Dataset rows for apps and sites
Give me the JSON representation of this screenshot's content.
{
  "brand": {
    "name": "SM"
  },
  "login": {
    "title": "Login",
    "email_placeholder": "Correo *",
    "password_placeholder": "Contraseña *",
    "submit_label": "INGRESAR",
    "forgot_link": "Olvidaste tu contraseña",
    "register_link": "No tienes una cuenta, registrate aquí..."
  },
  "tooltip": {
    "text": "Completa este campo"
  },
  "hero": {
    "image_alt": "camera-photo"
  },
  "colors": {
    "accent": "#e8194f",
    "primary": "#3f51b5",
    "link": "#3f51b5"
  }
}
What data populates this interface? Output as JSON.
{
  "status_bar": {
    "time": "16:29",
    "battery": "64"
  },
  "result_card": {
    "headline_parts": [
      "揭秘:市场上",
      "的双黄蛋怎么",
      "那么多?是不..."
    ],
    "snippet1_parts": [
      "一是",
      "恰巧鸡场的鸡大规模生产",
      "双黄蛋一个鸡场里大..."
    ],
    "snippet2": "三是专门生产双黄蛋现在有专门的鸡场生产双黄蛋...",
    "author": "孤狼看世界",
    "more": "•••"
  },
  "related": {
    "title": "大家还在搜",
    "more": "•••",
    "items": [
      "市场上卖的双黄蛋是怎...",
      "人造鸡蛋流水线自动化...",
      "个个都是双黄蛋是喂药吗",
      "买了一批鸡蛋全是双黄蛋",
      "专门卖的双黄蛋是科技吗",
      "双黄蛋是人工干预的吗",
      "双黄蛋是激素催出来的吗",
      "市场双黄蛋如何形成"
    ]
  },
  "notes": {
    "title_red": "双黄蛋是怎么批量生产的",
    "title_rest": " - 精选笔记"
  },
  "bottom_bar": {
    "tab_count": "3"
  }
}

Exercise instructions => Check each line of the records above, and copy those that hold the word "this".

Exercise output =>
Give me the JSON representation of this screenshot's content.
What data populates this interface? Output as JSON.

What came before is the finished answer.